[Website and app data records]
......
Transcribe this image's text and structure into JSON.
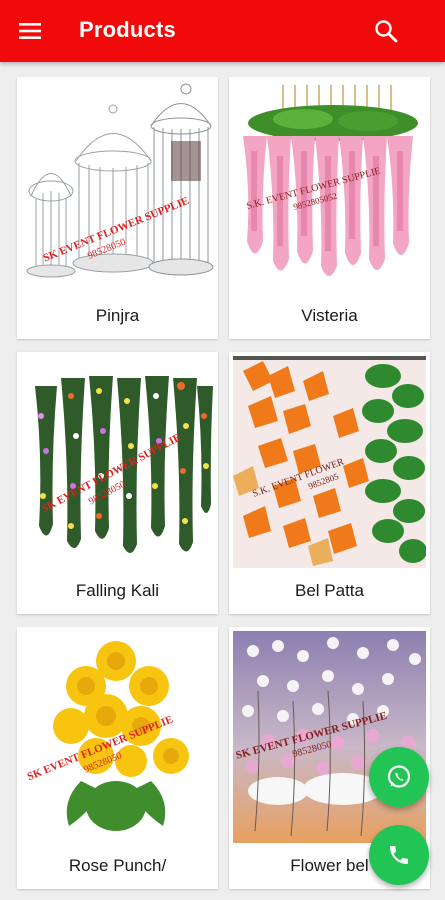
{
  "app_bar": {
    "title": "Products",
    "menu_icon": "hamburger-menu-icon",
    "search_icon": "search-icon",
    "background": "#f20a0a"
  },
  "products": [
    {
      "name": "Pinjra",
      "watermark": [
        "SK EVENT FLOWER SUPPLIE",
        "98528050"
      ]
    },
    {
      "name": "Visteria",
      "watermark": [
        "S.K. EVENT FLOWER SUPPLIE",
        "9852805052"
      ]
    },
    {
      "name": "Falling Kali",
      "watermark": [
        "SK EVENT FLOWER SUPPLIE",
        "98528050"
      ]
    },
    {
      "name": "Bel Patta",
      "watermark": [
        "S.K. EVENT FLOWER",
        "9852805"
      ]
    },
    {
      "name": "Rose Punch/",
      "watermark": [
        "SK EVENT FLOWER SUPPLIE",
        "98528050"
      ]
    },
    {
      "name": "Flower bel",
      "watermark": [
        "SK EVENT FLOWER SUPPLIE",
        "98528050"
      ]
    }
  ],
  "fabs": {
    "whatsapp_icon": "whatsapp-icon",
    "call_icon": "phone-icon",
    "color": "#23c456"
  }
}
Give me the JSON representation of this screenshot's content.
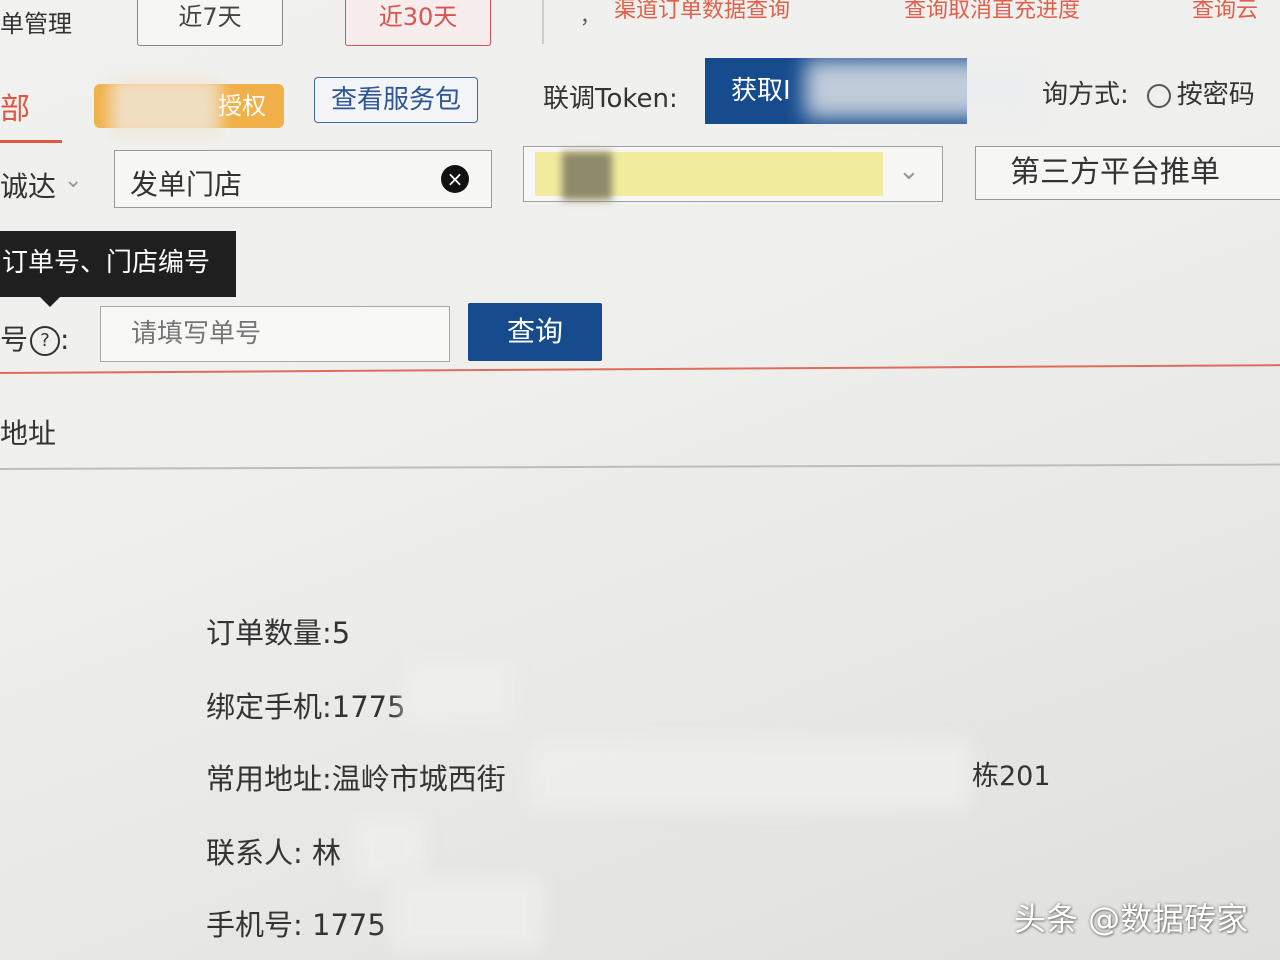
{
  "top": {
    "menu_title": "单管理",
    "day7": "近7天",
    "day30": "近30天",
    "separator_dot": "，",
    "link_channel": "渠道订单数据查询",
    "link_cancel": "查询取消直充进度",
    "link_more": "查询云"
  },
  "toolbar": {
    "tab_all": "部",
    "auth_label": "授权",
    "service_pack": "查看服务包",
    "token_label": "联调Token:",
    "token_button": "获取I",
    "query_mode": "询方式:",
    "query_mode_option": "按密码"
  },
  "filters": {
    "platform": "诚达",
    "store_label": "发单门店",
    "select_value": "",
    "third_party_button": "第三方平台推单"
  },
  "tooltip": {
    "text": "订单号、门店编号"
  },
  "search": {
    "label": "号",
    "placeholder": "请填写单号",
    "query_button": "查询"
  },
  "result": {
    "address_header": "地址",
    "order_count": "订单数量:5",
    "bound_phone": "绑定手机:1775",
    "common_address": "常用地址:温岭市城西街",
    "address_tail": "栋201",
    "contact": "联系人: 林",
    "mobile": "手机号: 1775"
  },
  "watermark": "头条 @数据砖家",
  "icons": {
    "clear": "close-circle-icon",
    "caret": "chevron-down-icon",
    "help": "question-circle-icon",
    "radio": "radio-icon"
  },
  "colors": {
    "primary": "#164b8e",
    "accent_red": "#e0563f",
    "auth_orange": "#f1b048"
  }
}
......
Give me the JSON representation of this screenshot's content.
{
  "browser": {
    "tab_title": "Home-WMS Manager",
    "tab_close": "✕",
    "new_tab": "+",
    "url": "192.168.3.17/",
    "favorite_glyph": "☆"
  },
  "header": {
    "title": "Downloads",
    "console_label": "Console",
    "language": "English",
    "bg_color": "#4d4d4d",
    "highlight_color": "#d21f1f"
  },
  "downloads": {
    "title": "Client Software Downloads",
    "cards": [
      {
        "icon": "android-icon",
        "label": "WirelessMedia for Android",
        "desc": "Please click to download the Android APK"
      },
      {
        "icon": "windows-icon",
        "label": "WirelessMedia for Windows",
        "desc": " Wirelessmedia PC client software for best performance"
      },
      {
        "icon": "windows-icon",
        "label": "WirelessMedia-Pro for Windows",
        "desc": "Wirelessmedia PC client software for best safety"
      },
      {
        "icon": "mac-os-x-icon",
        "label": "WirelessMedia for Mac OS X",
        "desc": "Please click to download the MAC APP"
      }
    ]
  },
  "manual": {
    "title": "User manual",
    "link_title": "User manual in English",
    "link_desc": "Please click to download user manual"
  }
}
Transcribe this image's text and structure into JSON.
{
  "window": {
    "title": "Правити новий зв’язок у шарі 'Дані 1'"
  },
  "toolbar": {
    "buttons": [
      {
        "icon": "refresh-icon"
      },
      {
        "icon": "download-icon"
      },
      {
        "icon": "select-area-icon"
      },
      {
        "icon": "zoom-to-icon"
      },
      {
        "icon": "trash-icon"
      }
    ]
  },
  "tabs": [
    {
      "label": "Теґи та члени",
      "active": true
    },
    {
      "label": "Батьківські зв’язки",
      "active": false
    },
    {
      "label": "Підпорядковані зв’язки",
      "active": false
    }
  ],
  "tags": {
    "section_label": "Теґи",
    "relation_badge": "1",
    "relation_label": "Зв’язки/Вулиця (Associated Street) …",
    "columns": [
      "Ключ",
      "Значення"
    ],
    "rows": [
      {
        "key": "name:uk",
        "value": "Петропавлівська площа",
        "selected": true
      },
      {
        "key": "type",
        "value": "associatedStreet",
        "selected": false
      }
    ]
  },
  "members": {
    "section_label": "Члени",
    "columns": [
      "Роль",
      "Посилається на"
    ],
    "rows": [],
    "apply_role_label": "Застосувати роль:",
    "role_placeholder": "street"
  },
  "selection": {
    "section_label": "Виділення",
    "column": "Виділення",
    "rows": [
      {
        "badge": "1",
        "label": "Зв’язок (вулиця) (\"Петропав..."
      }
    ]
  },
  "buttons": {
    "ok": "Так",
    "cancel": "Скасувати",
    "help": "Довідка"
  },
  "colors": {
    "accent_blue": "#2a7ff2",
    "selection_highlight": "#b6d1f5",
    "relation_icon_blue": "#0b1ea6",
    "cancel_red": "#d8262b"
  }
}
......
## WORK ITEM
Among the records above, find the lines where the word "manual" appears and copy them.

## EXERCISE OUTPUT
  "manual": {
    "title": "User manual",
    "link_title": "User manual in English",
    "link_desc": "Please click to download user manual"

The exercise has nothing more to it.